The high mpg rating comes out of the car's light weight (1,753 lb), aerodynamics (Cd 0.19), and a low center of gravity. The German car maker got the weight down through use of such measures as carbon fiber-reinforced plastic for the monocoque structure and body panels, a windshield made of super-thin glass, and polycarbonate side windows. Several chassis components are also aluminum.
The XL1 cruises at 62 mph while using just 8.3 hp. In all-electric mode, it consumes less than 0.1 kWh to cover more than a kilometer. The XL1 emits just 21 gm/km of CO2 when its 47-hp two-cylinder TDI turbo-diesel runs. (Noteworthy in that plug-in hybrids such as the Volt typically carry four-cylinder ICEs.) It also carries a 27-hp electric motor, a seven-speed DSG dual-clutch automatic transmission, and a lithium-ion battery pack for power. The XL1 also has a top speed of 99 mph and can accelerate from 0 to 62 mph in 12.7 sec.
Also in the interest of energy efficiency, the two occupants of the XL1 sit slightly offset, side by side, almost like a conventional vehicle. The XL1 measures 153.1 × 65.6 × 45.4 in. By comparison, a Porsche Boxster is 5.1 in taller.
(For the curious, GM's EV1 measured 169.7 × 69.5 × 50.5 in. and weighed 3,086 lb with lead-acid batteries, 2,908 lb with NiMH batteries.)
And those who crave the plug-in hybrid experience but who think the XL1 might be too tame can take heart: Car buyers in that camp can soon get themselves a plug-in hybrid Lamborghini. According to WardsAuto, the auto maker (now a subsidiary of Audi AG) is prepared to launch the final development phase of its Urus Super CUV hybrid. Volkswagen Group, which includes Audi, recently green-lighted a €200,000 ($268,000) Bentley CUV codenamed Falcon.
The two projects are synergistic, Wards says. Both would share cost-intensive components with Audi as well. The combination of the vehicle’s Iturbi V-8 engine and electric motors reportedly will produce 670 hp. Reports are that the Urus will share the modular platform developed for the next-generation Audi Q7. Unlike the Bentley, which will share the Q7’s long wheelbase, the Lamborghini’s will be shorter.

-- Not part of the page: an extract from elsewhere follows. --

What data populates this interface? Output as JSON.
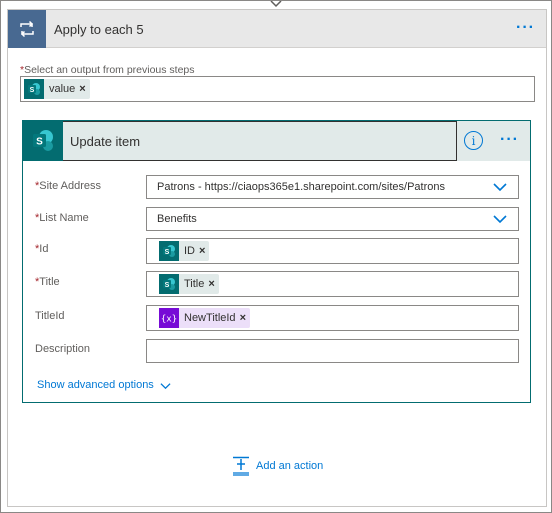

The production version of the Urus is expected to reach the market in 2017, although WardsAuto thinks it might arrive sooner.